• _What you are asked to do_
Scan the entries for the word "blanc" and return every line that has it.

• _Records for the exercise_
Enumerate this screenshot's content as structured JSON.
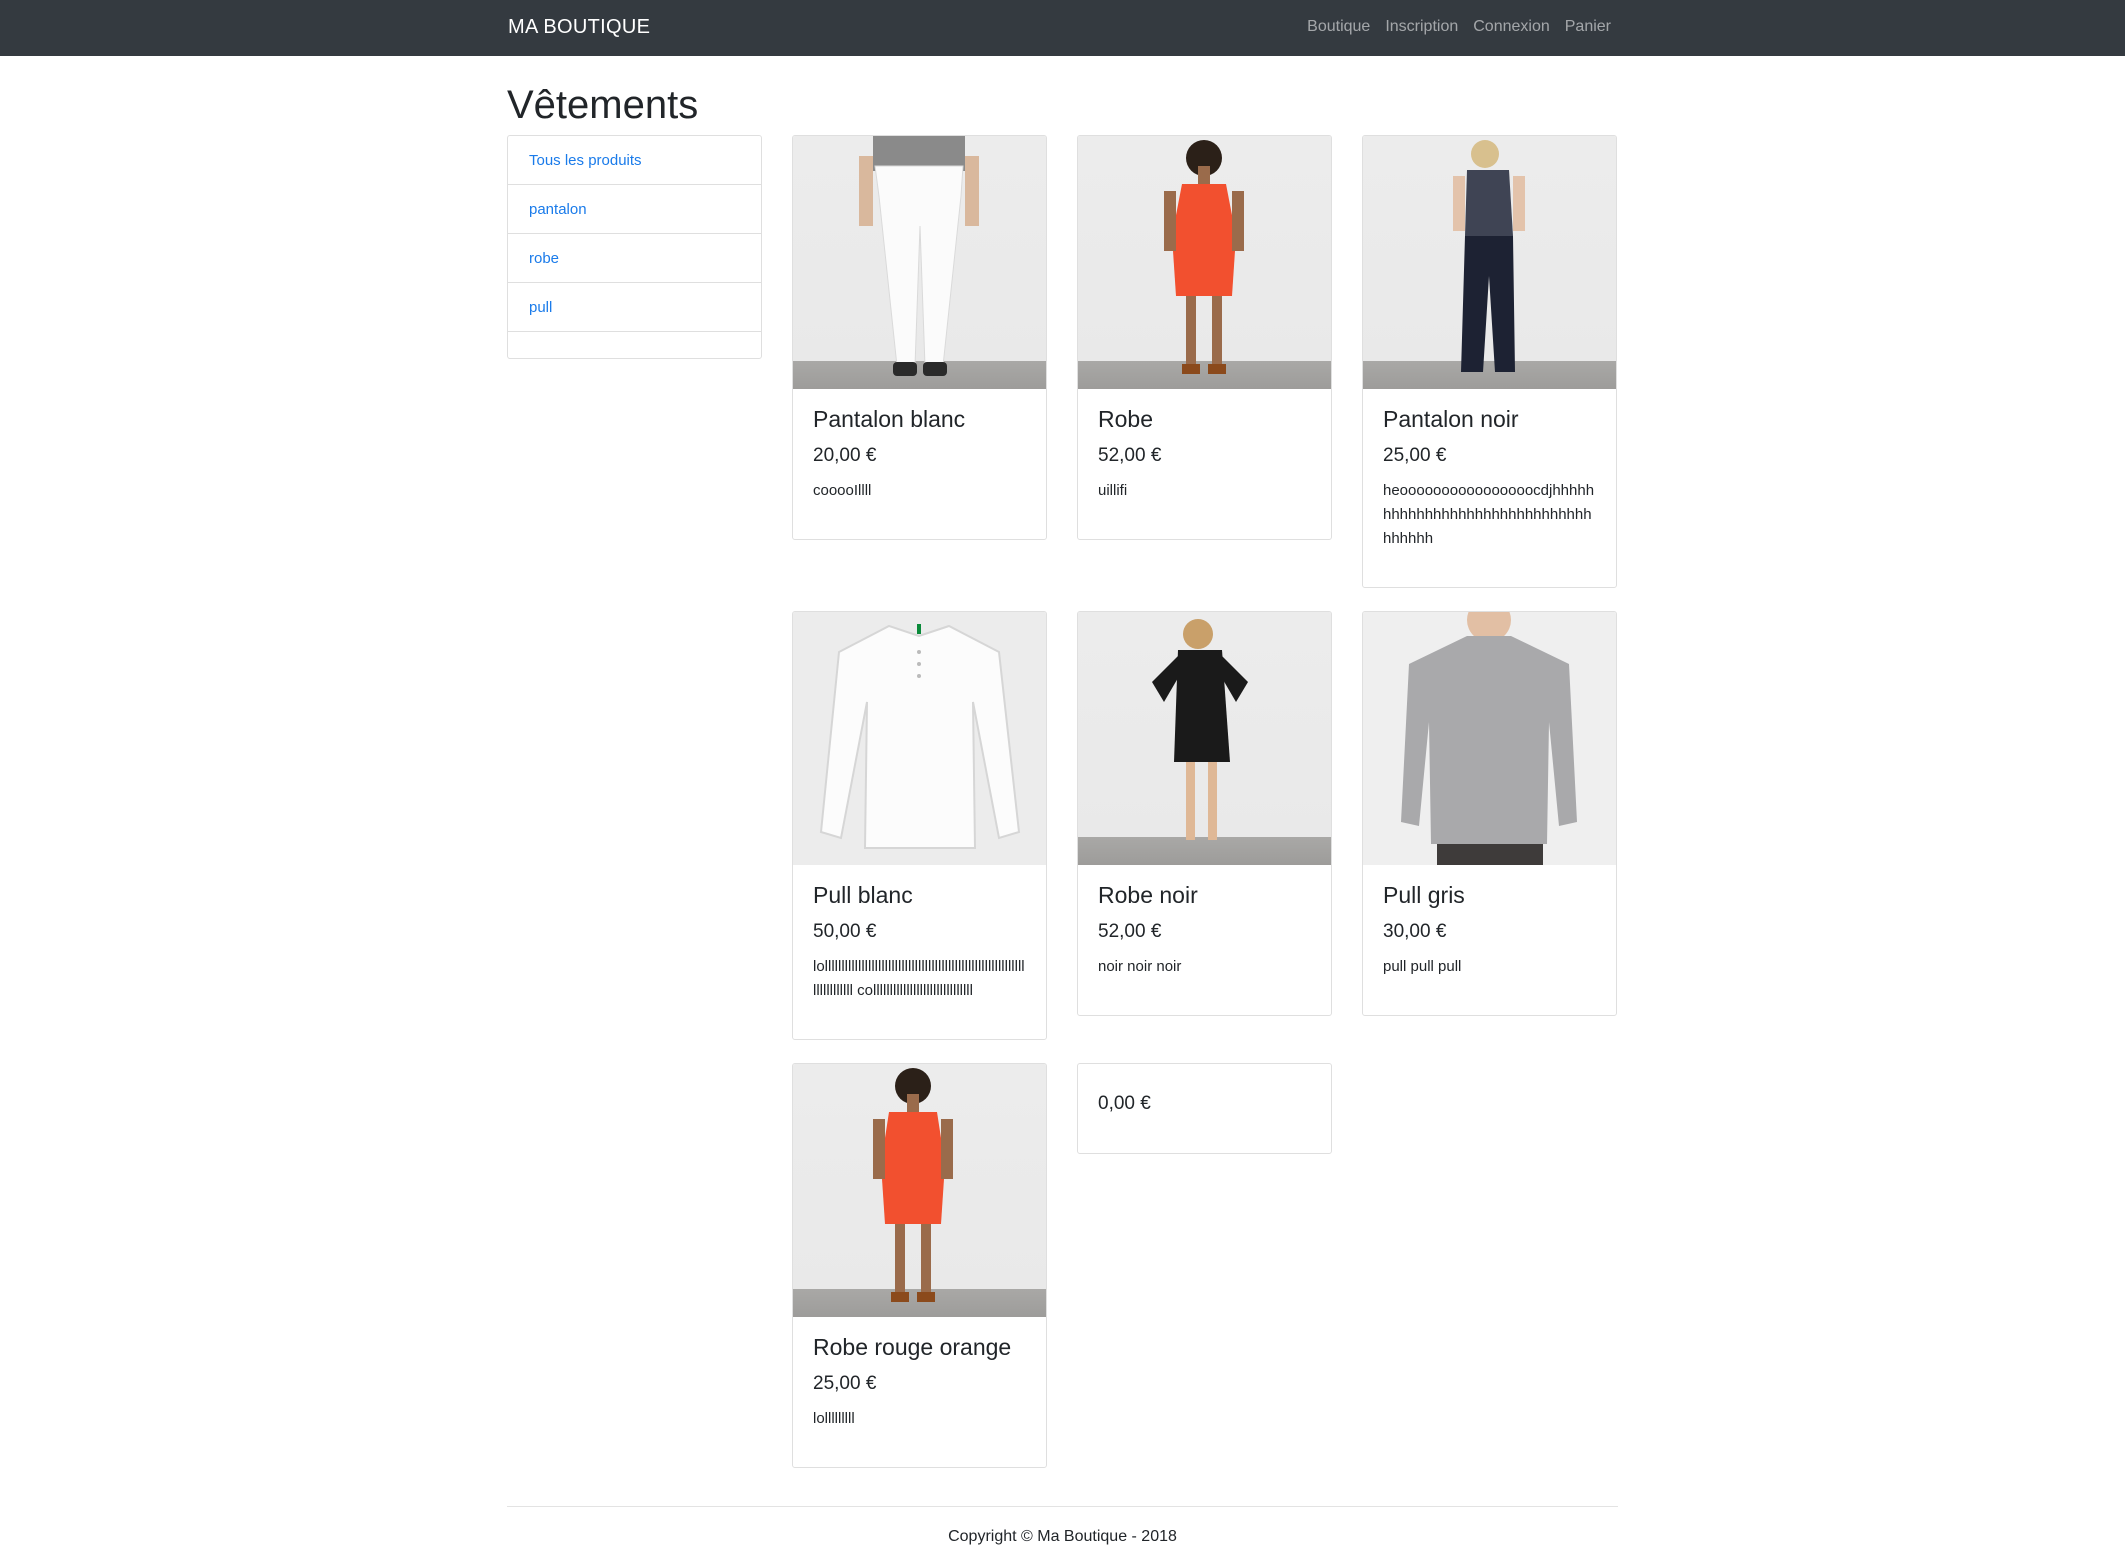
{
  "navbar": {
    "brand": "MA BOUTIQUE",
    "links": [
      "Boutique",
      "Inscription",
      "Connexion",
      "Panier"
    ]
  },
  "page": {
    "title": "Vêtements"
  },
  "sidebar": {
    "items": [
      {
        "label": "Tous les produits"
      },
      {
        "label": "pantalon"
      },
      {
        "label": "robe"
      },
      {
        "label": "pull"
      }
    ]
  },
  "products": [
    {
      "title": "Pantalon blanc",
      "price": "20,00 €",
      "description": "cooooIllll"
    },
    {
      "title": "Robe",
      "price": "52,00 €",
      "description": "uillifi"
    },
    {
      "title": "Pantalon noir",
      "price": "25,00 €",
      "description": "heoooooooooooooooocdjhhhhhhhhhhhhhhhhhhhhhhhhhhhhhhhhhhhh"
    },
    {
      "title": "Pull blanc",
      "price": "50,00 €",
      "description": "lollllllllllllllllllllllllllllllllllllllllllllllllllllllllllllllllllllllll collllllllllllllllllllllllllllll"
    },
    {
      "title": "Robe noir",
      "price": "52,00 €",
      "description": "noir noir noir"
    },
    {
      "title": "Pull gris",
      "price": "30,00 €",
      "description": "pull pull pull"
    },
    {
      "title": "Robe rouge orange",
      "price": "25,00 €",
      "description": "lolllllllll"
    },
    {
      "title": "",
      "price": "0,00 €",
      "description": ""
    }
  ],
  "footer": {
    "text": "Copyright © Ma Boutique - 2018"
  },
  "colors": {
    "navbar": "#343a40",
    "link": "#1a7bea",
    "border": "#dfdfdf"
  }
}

• _Solution to this problem_
      "title": "Pantalon blanc",
      "title": "Pull blanc",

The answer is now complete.